Glass’s “Mishima” Quartet is the only correct string quartet on the new album, which normally takes its title from a line in the John Dowland tune “Flow My Tears.” The relaxation is adaptation — an insistence on the elasticity of audio, borne out with prosperous, organ-like sonorities in parts like the Dowland or John Bennet’s “Weep, O Mine Eyes.”

With a teeming “Mishima” at its heart, the album is also a testomony to how handful of components are desired to encourage emotional depth — as in the players’ unexpected shifts, in the course of that quartet’s ultimate motion, concerning churning arpeggios and streaks of lyricism. At the close of Pärt’s frosty “Fratres,” you could possibly locate by yourself making an attempt to reconcile the album’s title with its solemn sound globe. But probably pleasure is anything further than mood it might simply just lie in the making of, and listening to, songs. JOSHUA BARONE
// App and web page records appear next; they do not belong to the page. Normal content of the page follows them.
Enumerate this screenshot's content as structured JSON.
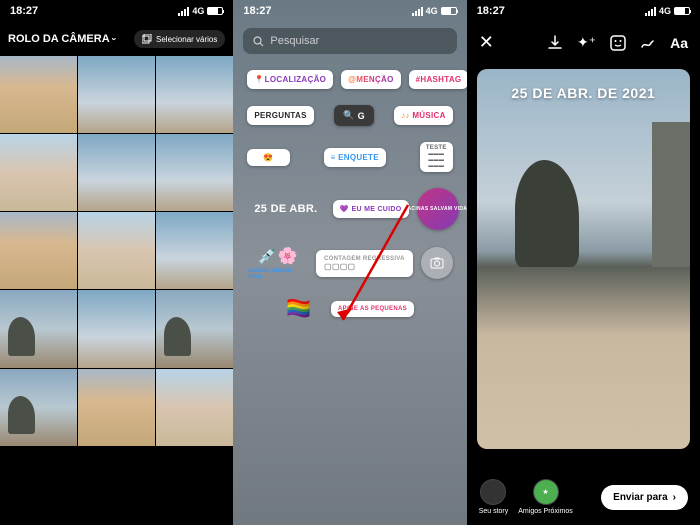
{
  "status": {
    "time": "18:27",
    "network": "4G"
  },
  "screen1": {
    "header_title": "ROLO DA CÂMERA",
    "select_label": "Selecionar vários"
  },
  "screen2": {
    "search_placeholder": "Pesquisar",
    "stickers": {
      "localizacao": "LOCALIZAÇÃO",
      "mencao": "@MENÇÃO",
      "hashtag": "#HASHTAG",
      "perguntas": "PERGUNTAS",
      "gif": "G",
      "musica": "MÚSICA",
      "emoji": "😍",
      "enquete": "ENQUETE",
      "teste": "TESTE",
      "data": "25 DE ABR.",
      "eu_me_cuido": "EU ME CUIDO",
      "vacinas": "VACINAS SALVAM VIDAS",
      "vacinas2": "vacinas salvam vidas",
      "contagem": "CONTAGEM REGRESSIVA",
      "apoie": "APOIE AS PEQUENAS"
    }
  },
  "screen3": {
    "date_text": "25 DE ABR. DE 2021",
    "toolbar_text": "Aa",
    "your_story": "Seu story",
    "close_friends": "Amigos Próximos",
    "send_to": "Enviar para"
  }
}
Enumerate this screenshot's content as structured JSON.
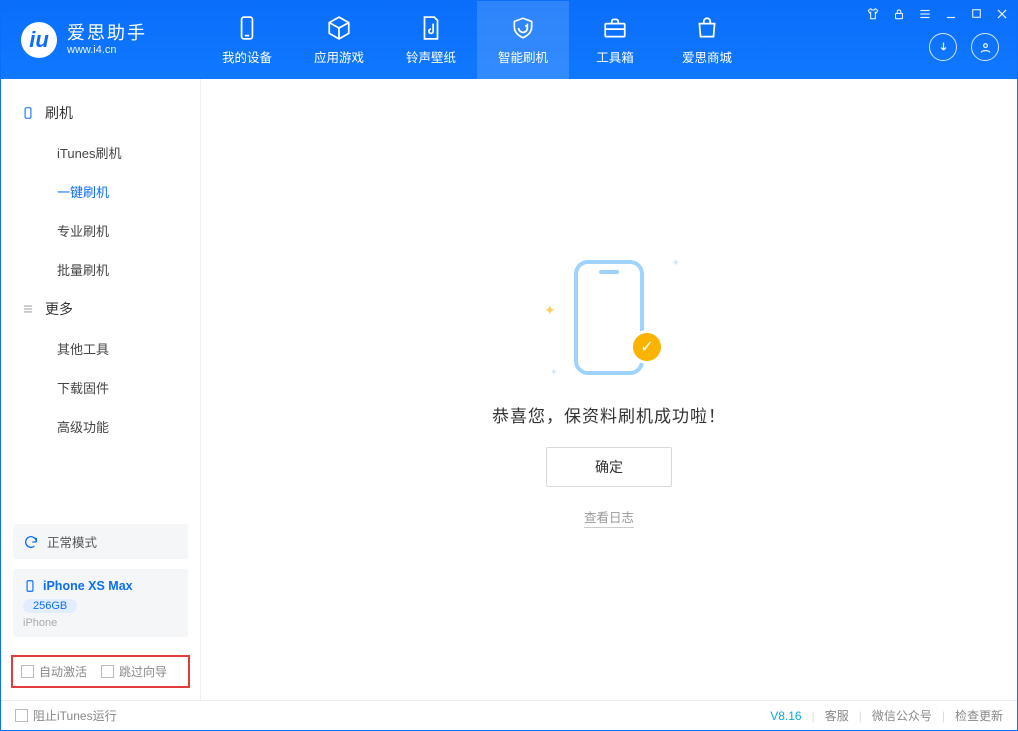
{
  "app": {
    "name_cn": "爱思助手",
    "name_en": "www.i4.cn"
  },
  "nav": {
    "my_device": "我的设备",
    "apps": "应用游戏",
    "ringtones": "铃声壁纸",
    "smart_flash": "智能刷机",
    "toolbox": "工具箱",
    "store": "爱思商城"
  },
  "sidebar": {
    "group_flash": "刷机",
    "items_flash": [
      "iTunes刷机",
      "一键刷机",
      "专业刷机",
      "批量刷机"
    ],
    "group_more": "更多",
    "items_more": [
      "其他工具",
      "下载固件",
      "高级功能"
    ],
    "mode_label": "正常模式",
    "device_name": "iPhone XS Max",
    "device_capacity": "256GB",
    "device_type": "iPhone",
    "opt_auto_activate": "自动激活",
    "opt_skip_guide": "跳过向导"
  },
  "main": {
    "success_msg": "恭喜您，保资料刷机成功啦！",
    "ok_label": "确定",
    "view_log": "查看日志"
  },
  "status": {
    "block_itunes": "阻止iTunes运行",
    "version": "V8.16",
    "support": "客服",
    "wechat": "微信公众号",
    "check_update": "检查更新"
  },
  "colors": {
    "primary": "#0a6efa",
    "accent": "#fab400"
  }
}
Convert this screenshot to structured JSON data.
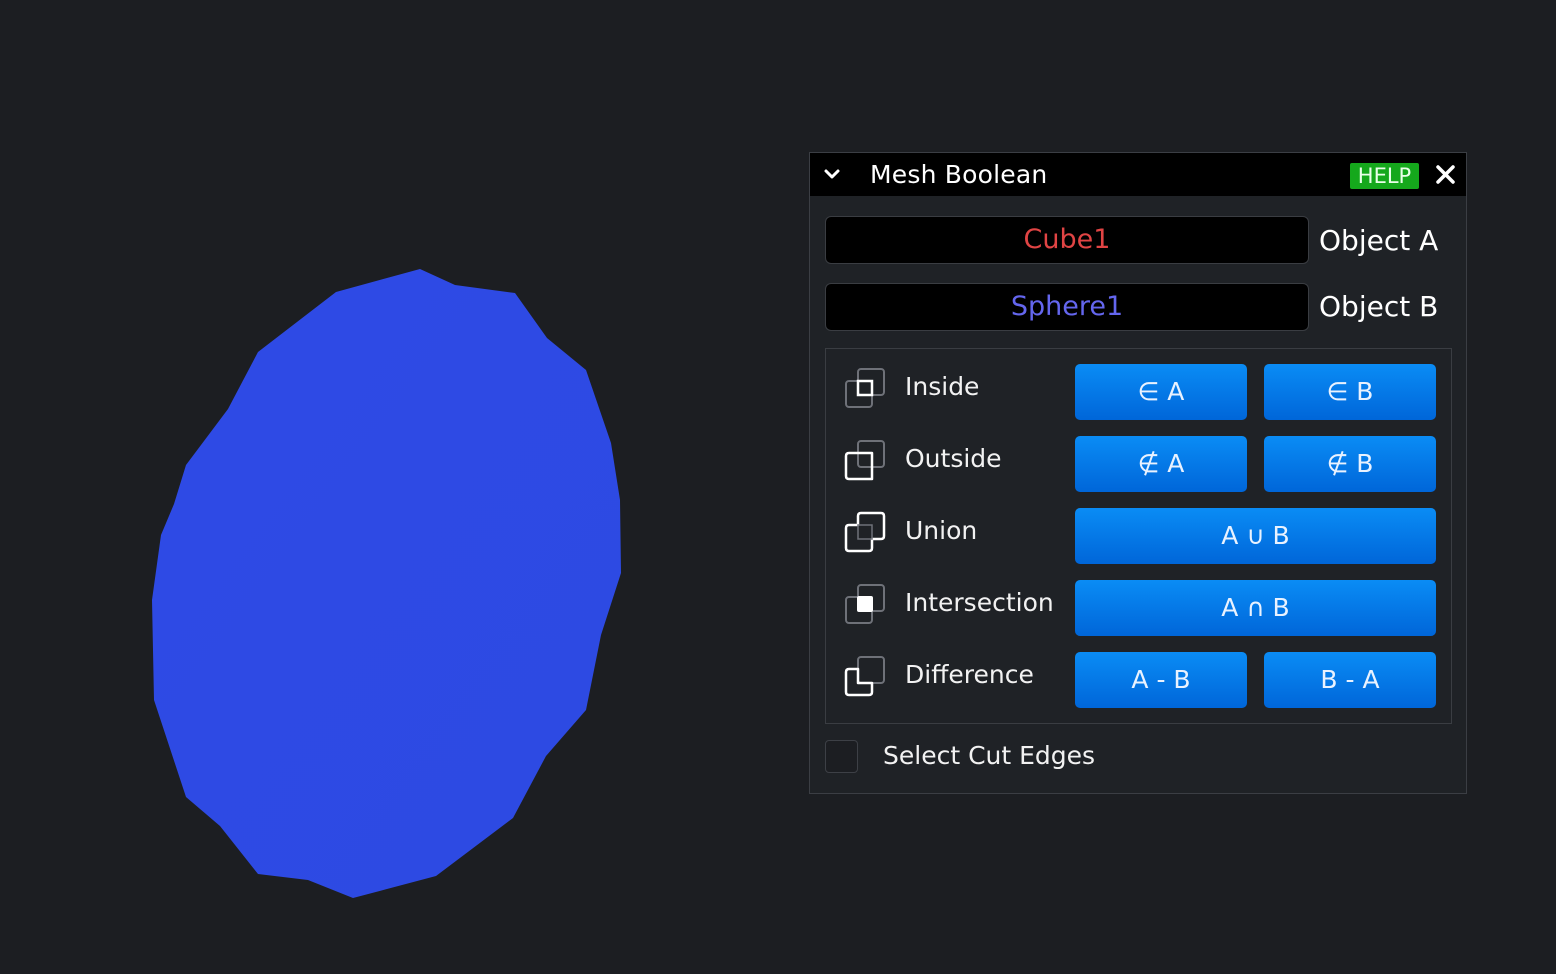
{
  "panel": {
    "title": "Mesh Boolean",
    "help_label": "HELP"
  },
  "objects": {
    "a": {
      "value": "Cube1",
      "label": "Object A",
      "color": "#e04444"
    },
    "b": {
      "value": "Sphere1",
      "label": "Object B",
      "color": "#6466ee"
    }
  },
  "operations": [
    {
      "label": "Inside",
      "icon": "inside-icon",
      "buttons": [
        "∈ A",
        "∈ B"
      ]
    },
    {
      "label": "Outside",
      "icon": "outside-icon",
      "buttons": [
        "∉ A",
        "∉ B"
      ]
    },
    {
      "label": "Union",
      "icon": "union-icon",
      "buttons": [
        "A ∪ B"
      ]
    },
    {
      "label": "Intersection",
      "icon": "intersection-icon",
      "buttons": [
        "A ∩ B"
      ]
    },
    {
      "label": "Difference",
      "icon": "difference-icon",
      "buttons": [
        "A - B",
        "B - A"
      ]
    }
  ],
  "select_cut_edges": {
    "label": "Select Cut Edges",
    "checked": false
  },
  "colors": {
    "button": "#0a7ef0",
    "help": "#15a81c",
    "mesh": "#2e4be6",
    "background": "#1c1e22"
  }
}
Stewart Goodyear, piano (Vivid Shiny Issues)

Not lots of artists would area Mussorgsky, Debussy, Jennifer Higdon and Anthony Davis on the very same album. But the pianist Stewart Goodyear intriguingly locates in all of them — as effectively as in two pieces by Goodyear himself, influenced by his Trinidadian roots — the fundamental impact of Liszt.

Goodyear’s taking part in below has both virtuosic flash and deeply regarded as sensation. When approaching Davis’s “Middle Passage” — after the poem of the exact identify by Robert Hayden — he handles the far more improvisatory sections with a pugilistic power indebted to Davis’s own 1980s reading on the Gramavision label. But Goodyear also treats Davis with a meditative touch that calls to intellect the lush rendition of “Middle Passage” recorded by Ursula Oppens, who commissioned the piece.

The closing line of Hayden’s poem, “Voyage by way of demise to daily life upon these shores,” offers a perception of the psychological range of the relaxation of the album. Picks from Debussy gambol and ruminate Higdon’s “Secret and Glass Gardens” moves from a guarded interiority to brash, awareness-grabbing declarations. And Goodyear’s general performance of Mussorgsky’s “Pictures at an Exhibition” similarly covers substantially floor, which includes a pleasant “Ballet of Unhatched Chicks” and a stately “Great Gate of Kiev.” SETH COLTER Partitions